I started to paint after suffering a Traumatic Brain Injury at 52 years of age. Painting initially helped to "unlock" my inner-self, thoughts and feelings that I found hard to express. Through my continued recovery, painting has become a passion. For me, trees are very symbolic. Even when they lose their bark or leaves and look very different to what they were before, they are still a tree, the same tree! That's what it felt like for me after my injury, I felt like a totally different person, I had to re-learn many basic things in life, but I was still the same person deep inside.
Sometimes I cover the canvas in whatever pattern and colours “speak” to me, or I clean my paint brushes or palette knives on a spare canvas. This in itself can be an outlet to experiment with colour, shapes or texture. But I also find that it is often an outward expression of the emotions I often bottle up inside. I leave these canvasses to dry and when I come back to them, and paint over them I find beautiful texture and shapes which guide the composition and colour of my next painting. I still have to remember to "ground" myself at times - and it’s the trees that I look to for help.
Sometimes I scrape back to create the tree - revealing blends of wonderful under colours. This is symbolic to me of re-connecting with my inner-being. At other times I paint the trees in – symbolic of the “new” me. This way I find my process is quite organic and intuitive to how the painting ends up.

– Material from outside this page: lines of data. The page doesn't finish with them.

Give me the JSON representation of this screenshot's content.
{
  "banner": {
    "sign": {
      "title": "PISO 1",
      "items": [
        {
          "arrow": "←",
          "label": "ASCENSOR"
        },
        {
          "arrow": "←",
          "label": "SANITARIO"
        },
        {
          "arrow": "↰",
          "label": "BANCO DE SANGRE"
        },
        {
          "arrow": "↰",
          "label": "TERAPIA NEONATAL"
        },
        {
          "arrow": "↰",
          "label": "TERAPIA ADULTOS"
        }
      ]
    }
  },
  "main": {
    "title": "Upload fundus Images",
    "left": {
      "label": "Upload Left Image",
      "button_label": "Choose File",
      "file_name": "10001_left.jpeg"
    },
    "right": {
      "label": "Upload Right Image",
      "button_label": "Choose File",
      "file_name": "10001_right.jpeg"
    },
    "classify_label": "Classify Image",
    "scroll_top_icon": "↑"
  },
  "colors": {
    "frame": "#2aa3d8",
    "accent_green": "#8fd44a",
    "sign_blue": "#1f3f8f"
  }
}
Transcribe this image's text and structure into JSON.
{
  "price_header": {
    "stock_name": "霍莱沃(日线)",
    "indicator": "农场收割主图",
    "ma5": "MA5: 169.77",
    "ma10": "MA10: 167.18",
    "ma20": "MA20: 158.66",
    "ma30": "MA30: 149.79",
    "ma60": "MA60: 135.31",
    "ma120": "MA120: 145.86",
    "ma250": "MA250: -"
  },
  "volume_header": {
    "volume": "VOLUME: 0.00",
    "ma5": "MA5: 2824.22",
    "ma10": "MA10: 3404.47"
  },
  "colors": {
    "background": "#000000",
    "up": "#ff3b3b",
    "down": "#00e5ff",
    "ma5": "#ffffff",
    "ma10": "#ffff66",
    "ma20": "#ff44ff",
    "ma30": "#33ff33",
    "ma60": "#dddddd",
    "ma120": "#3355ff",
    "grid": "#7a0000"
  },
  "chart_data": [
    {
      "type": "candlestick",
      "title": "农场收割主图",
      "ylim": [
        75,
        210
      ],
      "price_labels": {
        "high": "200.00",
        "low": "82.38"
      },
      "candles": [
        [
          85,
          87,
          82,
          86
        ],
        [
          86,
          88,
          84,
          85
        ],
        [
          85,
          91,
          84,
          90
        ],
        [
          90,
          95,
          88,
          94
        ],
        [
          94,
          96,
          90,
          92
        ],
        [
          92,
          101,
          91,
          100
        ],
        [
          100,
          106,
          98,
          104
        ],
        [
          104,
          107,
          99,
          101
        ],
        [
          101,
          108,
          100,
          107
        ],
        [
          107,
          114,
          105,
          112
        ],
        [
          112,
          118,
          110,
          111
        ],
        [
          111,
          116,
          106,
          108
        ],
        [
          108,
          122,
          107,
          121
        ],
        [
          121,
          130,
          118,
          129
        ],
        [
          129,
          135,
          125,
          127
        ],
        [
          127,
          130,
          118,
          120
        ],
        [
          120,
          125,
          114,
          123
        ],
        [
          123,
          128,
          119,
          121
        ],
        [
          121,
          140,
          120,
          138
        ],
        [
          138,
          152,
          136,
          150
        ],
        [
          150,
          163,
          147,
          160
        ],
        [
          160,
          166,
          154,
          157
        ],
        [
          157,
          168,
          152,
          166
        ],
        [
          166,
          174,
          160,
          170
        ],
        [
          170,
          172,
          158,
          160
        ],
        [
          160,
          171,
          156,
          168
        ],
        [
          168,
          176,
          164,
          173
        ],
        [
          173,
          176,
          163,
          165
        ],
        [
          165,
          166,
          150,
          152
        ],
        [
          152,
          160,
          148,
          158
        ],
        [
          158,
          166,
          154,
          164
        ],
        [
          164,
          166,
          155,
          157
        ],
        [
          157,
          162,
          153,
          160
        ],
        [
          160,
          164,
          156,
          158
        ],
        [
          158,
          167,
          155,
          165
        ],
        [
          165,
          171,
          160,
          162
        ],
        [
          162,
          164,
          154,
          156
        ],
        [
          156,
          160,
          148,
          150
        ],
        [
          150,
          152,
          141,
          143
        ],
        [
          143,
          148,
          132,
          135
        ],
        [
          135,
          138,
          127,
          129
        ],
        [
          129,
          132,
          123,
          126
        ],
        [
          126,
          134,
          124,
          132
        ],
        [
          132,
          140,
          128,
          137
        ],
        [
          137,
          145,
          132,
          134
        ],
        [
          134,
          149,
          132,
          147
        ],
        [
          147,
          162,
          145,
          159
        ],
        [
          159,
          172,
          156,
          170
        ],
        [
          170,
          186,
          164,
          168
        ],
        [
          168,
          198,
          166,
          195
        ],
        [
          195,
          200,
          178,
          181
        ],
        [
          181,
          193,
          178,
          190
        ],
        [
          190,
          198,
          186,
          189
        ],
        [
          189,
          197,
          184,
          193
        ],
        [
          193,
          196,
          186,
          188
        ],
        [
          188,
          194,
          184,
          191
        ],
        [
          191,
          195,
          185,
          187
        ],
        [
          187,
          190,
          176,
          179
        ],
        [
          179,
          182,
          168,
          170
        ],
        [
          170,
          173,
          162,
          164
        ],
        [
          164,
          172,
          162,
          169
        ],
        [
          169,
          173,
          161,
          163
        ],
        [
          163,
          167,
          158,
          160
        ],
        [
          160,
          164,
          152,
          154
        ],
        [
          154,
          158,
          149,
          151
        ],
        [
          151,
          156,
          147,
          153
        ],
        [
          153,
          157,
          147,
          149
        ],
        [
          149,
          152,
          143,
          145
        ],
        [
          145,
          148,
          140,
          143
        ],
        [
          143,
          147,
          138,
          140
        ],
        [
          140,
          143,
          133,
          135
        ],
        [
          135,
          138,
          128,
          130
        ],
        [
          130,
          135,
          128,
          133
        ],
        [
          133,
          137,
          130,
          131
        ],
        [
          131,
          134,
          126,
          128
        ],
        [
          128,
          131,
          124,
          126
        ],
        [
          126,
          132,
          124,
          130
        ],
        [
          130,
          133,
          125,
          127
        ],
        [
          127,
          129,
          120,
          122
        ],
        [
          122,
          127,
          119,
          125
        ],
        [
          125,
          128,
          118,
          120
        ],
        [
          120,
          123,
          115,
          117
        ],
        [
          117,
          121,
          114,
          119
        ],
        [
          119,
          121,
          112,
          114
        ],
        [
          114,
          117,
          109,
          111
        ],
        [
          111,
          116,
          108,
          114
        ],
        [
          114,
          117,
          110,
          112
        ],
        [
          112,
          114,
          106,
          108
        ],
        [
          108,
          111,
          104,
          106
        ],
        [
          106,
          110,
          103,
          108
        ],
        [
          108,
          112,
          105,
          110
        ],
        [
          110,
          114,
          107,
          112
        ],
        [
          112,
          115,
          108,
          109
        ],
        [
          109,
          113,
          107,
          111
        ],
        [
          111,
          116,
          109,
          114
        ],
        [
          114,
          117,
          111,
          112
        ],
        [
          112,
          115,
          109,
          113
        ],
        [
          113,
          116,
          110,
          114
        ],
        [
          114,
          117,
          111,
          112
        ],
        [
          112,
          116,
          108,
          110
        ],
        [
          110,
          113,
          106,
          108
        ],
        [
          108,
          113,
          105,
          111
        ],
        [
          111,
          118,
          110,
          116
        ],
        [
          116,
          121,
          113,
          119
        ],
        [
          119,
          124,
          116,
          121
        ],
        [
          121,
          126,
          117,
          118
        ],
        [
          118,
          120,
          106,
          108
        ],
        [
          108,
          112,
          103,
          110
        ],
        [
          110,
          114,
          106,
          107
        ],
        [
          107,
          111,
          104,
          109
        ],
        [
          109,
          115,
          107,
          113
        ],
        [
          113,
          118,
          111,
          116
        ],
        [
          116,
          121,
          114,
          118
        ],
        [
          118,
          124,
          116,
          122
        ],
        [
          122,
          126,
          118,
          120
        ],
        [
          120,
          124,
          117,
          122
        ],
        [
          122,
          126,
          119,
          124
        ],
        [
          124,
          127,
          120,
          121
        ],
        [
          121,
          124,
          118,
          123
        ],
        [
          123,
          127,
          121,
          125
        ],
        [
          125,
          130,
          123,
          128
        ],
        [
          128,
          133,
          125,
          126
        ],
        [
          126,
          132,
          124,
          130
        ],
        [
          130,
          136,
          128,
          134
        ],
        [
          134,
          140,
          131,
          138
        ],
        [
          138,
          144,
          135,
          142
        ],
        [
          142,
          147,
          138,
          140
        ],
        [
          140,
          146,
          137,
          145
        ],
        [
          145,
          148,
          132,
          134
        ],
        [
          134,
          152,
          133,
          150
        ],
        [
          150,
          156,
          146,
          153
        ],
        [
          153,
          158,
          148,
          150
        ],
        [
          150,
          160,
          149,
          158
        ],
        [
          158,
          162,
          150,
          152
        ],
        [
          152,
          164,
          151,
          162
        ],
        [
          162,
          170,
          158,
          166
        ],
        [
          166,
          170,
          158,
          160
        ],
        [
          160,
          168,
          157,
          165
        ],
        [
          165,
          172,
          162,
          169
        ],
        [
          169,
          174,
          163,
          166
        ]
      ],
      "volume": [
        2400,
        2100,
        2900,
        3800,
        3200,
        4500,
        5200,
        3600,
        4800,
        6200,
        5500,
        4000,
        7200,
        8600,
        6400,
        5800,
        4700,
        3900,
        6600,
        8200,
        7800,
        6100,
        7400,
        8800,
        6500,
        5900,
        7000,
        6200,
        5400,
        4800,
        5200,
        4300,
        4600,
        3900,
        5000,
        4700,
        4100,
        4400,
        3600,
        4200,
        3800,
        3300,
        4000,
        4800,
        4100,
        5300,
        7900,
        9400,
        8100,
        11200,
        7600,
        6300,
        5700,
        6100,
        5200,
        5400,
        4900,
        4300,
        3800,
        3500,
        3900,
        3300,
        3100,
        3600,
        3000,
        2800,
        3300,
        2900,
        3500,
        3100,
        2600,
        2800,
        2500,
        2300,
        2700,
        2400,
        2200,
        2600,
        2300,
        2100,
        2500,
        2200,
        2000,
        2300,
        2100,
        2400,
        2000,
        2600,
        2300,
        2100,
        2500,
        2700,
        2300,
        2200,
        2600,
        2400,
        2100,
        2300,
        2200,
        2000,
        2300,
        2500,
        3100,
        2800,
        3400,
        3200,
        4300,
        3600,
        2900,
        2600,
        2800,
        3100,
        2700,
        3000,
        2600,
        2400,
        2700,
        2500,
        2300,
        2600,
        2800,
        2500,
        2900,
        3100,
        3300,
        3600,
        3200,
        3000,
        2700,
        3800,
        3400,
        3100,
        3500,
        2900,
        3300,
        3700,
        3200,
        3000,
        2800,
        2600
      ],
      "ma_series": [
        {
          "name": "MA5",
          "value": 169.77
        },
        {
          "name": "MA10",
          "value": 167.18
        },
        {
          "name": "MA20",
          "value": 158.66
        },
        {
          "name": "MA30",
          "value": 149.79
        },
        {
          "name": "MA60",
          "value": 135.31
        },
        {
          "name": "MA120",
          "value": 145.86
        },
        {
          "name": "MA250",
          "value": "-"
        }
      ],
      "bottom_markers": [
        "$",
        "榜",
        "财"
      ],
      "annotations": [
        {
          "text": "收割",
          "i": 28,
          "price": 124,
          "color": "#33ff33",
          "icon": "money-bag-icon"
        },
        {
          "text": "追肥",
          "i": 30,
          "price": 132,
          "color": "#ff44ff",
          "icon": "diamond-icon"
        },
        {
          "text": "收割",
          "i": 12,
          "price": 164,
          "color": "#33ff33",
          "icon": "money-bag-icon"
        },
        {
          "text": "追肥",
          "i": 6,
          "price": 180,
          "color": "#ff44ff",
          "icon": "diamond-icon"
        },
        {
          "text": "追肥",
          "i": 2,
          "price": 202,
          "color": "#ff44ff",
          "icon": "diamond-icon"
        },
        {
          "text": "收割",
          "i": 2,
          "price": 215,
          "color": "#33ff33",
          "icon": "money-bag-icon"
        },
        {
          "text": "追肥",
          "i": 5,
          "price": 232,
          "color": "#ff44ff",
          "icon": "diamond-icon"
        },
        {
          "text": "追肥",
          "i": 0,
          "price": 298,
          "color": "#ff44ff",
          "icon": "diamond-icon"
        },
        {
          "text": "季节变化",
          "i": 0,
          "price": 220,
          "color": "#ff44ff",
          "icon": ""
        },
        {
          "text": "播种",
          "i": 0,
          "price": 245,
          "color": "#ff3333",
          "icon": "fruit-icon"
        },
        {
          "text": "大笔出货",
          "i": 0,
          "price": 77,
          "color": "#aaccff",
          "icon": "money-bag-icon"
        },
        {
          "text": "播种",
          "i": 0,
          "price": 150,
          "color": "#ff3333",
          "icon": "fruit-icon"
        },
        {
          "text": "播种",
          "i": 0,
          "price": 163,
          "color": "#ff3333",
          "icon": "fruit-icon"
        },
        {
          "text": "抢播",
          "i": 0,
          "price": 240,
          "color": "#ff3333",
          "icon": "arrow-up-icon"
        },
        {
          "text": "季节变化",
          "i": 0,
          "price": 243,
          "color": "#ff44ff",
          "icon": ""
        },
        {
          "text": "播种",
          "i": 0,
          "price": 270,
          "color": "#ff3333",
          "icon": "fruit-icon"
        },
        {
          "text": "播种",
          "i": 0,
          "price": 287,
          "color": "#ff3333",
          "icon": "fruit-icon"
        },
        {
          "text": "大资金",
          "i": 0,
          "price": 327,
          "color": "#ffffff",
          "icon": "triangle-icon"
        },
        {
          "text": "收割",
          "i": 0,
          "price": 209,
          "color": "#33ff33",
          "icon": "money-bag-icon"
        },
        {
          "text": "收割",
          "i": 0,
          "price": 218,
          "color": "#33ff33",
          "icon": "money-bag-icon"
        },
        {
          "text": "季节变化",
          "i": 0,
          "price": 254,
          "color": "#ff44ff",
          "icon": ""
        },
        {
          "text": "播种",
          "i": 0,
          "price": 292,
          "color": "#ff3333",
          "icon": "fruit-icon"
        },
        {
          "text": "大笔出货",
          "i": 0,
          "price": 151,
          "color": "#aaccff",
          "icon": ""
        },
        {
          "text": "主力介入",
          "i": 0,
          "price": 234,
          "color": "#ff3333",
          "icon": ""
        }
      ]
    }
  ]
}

My hope is that my art helps others in their healing journey and provides opportunities for connection with others and nature. I hope they encourage good conversations, opportunities for reflection and a reminder to practice mindfulness.